- Glass and steel retractable
- Global modelling of stresses in
glass, adhesive and cantilevered walkway
- Localised modelling of key
The Helix Bridge at the Paddington
Basin development adjacent to Paddington Station is a retractable,
composite glass and steel pedestrian bridge. It has a helical frame
which rotates during deployment to give the appearance of it
corkscrewing across the canal. Davy
Markham used LUSAS to ensure that the proposed form
of construction would not excessively stress the glass or adhesive
bonds whilst operating under self-weight.
The Paddington Basin development is one
of the largest urban regeneration projects in Europe. As part of a
masterplan to restore links within the local community, a network of
new footpaths; a towpath along the canal to Little Venice; and several
pedestrian bridges, such as this Helix Bridge, by Marcus Taylor, and
the Rolling Bridge, by Thomas Heatherwick were designed and installed
on behalf of Paddington Development Corporation.
The glass and stainless steel helix
structure measures 7.2m long x 3.5m in diameter and surrounds a 2m
wide cantilevered, carbon steel walkway which can be retracted to
allow the passage of water traffic. The composite tube is fabricated
from a tubular helix or ‘corkscrew’ formed from 140mm diameter
Circular Hollow Sections to which are bonded a number of curved,
trapezoidal sheets of toughened laminated glass. Welded along the full
length of the helix are six 80mm square-section transoms or cross
members, which provide mounting points for the laminated glass panels.
The 15mm thick glass is bonded to the transoms with structural-grade
glazing adhesive and the joins covered by sealing strips. Analysis
with LUSAS was required to ensure that the proposed form of
construction would not excessively stress the glass or adhesive bonds
whilst operating under self-weight.
A model of the whole structure
allowed global stresses and displacements in the glass and steel
members of the assembly to be obtained and assessed. 3D beam
elements modelled the tubular helix section and the transoms. 3D
shell elements modelled the glass panels, the sealant running

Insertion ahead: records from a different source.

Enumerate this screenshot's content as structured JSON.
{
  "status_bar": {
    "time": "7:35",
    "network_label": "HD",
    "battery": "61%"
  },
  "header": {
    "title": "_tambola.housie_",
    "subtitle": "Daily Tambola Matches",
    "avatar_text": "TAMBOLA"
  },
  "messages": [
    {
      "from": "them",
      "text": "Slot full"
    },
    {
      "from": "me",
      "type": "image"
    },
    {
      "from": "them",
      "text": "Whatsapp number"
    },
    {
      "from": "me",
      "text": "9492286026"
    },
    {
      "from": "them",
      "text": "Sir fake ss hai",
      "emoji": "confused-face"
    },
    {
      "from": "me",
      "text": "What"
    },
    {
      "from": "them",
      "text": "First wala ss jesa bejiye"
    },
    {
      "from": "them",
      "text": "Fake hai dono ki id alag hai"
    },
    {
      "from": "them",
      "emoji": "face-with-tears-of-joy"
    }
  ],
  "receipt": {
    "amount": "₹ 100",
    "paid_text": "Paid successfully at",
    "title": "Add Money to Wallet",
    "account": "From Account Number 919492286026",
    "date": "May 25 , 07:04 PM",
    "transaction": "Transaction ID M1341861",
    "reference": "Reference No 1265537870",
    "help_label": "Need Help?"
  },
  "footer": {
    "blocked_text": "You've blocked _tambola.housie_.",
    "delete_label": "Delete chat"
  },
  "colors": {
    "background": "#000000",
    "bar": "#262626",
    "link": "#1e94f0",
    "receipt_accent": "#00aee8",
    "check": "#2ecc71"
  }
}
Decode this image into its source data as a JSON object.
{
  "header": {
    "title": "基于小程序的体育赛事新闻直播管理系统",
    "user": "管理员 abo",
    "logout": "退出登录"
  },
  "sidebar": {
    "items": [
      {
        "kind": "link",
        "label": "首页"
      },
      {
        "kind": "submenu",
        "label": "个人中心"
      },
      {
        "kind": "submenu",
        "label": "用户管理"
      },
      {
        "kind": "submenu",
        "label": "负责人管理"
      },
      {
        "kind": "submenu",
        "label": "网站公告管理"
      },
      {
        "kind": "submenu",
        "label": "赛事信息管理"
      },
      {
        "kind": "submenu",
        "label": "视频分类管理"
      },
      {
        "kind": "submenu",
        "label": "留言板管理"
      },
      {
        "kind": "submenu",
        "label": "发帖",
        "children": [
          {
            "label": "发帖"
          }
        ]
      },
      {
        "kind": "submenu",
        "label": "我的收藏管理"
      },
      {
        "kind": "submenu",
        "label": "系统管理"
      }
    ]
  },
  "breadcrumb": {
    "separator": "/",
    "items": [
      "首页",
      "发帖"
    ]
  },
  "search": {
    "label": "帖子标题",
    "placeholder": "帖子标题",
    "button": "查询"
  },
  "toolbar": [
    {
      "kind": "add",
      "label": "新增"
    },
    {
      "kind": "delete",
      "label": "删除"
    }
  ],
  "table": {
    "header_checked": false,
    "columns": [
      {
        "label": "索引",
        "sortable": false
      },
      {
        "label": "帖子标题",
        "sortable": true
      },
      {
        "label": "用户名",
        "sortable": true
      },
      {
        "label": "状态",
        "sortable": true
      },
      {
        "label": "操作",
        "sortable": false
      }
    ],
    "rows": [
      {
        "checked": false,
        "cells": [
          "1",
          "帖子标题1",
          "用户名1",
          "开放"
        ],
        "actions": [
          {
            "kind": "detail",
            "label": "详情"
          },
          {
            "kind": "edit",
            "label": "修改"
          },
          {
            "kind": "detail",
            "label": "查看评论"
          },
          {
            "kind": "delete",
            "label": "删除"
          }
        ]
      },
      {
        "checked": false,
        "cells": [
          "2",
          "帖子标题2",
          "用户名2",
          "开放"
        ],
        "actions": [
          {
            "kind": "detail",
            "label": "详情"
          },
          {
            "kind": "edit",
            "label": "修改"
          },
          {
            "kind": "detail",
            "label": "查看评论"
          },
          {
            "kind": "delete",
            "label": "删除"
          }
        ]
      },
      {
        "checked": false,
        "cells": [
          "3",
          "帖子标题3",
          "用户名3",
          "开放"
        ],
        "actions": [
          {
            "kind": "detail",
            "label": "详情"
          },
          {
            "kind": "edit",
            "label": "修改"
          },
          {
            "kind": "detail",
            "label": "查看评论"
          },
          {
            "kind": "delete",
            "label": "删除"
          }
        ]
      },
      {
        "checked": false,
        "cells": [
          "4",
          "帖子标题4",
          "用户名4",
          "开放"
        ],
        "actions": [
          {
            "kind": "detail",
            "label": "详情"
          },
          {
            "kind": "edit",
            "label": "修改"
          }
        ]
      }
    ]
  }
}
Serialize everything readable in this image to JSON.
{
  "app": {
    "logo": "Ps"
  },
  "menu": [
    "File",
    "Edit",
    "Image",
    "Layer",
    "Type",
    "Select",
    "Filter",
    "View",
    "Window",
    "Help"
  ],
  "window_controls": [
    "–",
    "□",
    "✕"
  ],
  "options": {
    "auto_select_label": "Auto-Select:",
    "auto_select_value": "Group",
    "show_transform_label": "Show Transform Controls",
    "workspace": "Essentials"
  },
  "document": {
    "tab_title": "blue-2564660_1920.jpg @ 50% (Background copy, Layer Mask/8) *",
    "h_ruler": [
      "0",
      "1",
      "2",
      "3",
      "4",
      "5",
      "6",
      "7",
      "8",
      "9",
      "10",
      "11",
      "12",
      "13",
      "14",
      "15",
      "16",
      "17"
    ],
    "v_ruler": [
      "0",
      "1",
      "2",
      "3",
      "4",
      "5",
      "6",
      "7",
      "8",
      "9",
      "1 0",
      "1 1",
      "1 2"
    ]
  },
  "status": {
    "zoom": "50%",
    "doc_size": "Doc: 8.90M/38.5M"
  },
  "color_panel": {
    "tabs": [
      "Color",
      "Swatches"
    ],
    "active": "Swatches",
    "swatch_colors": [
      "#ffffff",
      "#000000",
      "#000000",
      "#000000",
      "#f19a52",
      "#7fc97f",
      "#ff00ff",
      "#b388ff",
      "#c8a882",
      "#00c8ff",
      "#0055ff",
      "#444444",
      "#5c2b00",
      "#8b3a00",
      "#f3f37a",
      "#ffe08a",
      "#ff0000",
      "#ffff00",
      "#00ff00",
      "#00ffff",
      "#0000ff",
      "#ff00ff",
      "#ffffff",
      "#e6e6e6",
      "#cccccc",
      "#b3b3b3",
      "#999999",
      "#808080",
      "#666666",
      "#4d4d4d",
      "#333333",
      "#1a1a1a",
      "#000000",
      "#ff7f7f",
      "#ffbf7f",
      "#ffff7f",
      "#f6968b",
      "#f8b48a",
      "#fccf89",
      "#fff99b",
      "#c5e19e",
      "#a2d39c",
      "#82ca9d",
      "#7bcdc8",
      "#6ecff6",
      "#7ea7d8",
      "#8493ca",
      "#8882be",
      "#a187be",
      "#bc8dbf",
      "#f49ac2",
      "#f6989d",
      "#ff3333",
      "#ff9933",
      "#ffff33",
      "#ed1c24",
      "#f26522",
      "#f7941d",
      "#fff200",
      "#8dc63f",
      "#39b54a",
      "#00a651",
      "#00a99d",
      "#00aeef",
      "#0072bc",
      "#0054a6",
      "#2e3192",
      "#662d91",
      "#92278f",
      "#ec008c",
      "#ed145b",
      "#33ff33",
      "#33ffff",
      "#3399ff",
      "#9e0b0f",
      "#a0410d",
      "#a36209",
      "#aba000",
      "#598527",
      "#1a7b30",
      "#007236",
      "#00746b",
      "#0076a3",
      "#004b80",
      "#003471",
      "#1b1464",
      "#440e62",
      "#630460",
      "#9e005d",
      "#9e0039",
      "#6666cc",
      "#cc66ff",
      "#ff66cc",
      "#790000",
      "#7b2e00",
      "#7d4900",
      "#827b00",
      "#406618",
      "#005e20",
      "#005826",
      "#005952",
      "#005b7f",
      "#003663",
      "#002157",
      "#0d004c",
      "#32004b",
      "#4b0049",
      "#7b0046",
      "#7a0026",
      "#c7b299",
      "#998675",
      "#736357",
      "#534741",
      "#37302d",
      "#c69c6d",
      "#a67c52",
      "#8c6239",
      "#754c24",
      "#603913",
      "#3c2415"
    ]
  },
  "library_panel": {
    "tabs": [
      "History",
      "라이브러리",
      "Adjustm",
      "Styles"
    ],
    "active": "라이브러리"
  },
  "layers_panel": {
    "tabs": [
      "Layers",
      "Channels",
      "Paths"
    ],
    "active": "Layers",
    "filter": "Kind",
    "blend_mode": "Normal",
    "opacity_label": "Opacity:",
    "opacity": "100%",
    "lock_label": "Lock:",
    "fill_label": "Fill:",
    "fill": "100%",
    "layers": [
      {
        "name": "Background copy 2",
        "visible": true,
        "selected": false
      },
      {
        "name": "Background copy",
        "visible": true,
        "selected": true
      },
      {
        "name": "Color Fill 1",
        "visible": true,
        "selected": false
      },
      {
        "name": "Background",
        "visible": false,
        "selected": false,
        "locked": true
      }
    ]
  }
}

around the "circumferential" joints, and the adhesive
used to fix the glass to the transoms. Elements representing the
adhesive and sealant were easily isolated to enable contour
plots of stresses and strains in these critical regions to be
produced. A broken glass scenario, as well as a wide range of
operating loads and conditions was also considered.
investigated stresses at selected intersections of the Circular Hollow
Section helical members and Square Hollow section transom members. CHS
wall thicknesses were evaluated and an optimum thickness obtained.
Regions of individual transom members that required reinforcing were
element analysis with LUSAS was essential on this project and proved
that the differential movement between the glass and the steel helix
was within the strain limits of the silicon adhesive."
Phil Snowsil, Senior
Design Engineer, Davy Markham